Find the lines in the material below that include the word "with", count them, and give that count alone.

Records to process:
^^^^^^^^

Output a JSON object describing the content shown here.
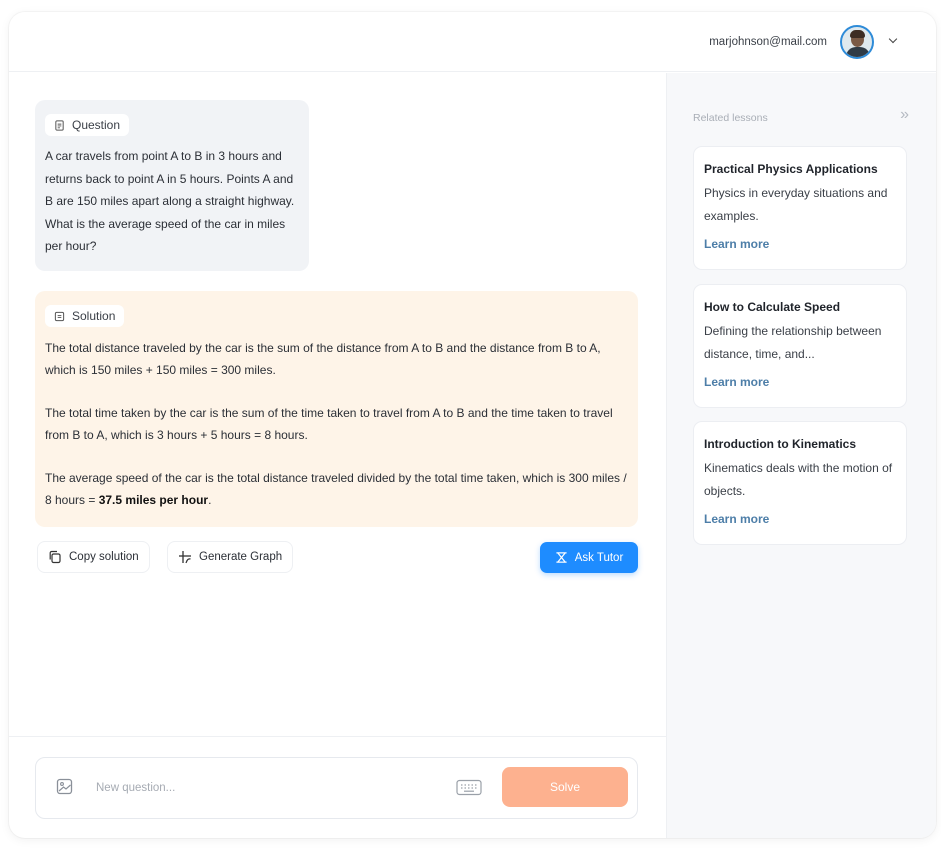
{
  "header": {
    "user_email": "marjohnson@mail.com"
  },
  "question": {
    "tag_label": "Question",
    "text": "A car travels from point A to B in 3 hours and returns back to point A in 5 hours. Points A and B are 150 miles apart along a straight highway. What is the average speed of the car in miles per hour?"
  },
  "solution": {
    "tag_label": "Solution",
    "para1": "The total distance traveled by the car is the sum of the distance from A to B and the distance from B to A, which is 150 miles + 150 miles = 300 miles.",
    "para2": "The total time taken by the car is the sum of the time taken to travel from A to B and the time taken to travel from B to A, which is 3 hours + 5 hours = 8 hours.",
    "para3_prefix": "The average speed of the car is the total distance traveled divided by the total time taken, which is 300 miles / 8 hours = ",
    "para3_bold": "37.5 miles per hour",
    "para3_suffix": "."
  },
  "actions": {
    "copy_label": "Copy solution",
    "graph_label": "Generate Graph",
    "ask_tutor_label": "Ask Tutor"
  },
  "composer": {
    "placeholder": "New question...",
    "solve_label": "Solve"
  },
  "sidebar": {
    "header": "Related lessons",
    "collapse_glyph": "»",
    "lessons": [
      {
        "title": "Practical Physics Applications",
        "desc": "Physics in everyday situations and examples.",
        "link": "Learn more"
      },
      {
        "title": "How to Calculate Speed",
        "desc": "Defining the relationship between distance, time, and...",
        "link": "Learn more"
      },
      {
        "title": "Introduction to Kinematics",
        "desc": "Kinematics deals with the motion of objects.",
        "link": "Learn more"
      }
    ]
  },
  "colors": {
    "accent_blue": "#1e8cff",
    "solve_orange": "#fdb18f",
    "solution_bg": "#fef4e8",
    "question_bg": "#f1f3f6",
    "link_blue": "#4d7ea8"
  }
}
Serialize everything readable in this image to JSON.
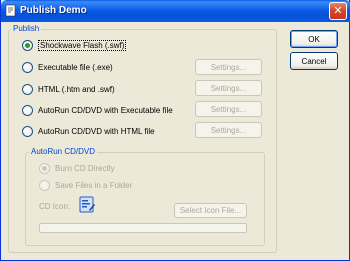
{
  "window": {
    "title": "Publish Demo",
    "close_glyph": "✕"
  },
  "publish": {
    "label": "Publish",
    "options": [
      {
        "label": "Shockwave Flash (.swf)",
        "checked": true
      },
      {
        "label": "Executable file (.exe)",
        "checked": false,
        "settings": "Settings..."
      },
      {
        "label": "HTML (.htm and .swf)",
        "checked": false,
        "settings": "Settings..."
      },
      {
        "label": "AutoRun CD/DVD with Executable file",
        "checked": false,
        "settings": "Settings..."
      },
      {
        "label": "AutoRun CD/DVD with HTML file",
        "checked": false,
        "settings": "Settings..."
      }
    ]
  },
  "autorun": {
    "label": "AutoRun CD/DVD",
    "burn_label": "Burn CD Directly",
    "save_label": "Save Files in a Folder",
    "cd_icon_label": "CD Icon:",
    "select_icon_button": "Select Icon File...",
    "path_value": ""
  },
  "buttons": {
    "ok": "OK",
    "cancel": "Cancel"
  },
  "icons": {
    "app": "app-icon",
    "cd": "cd-icon",
    "close": "close-icon"
  }
}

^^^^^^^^

Exercise result: 3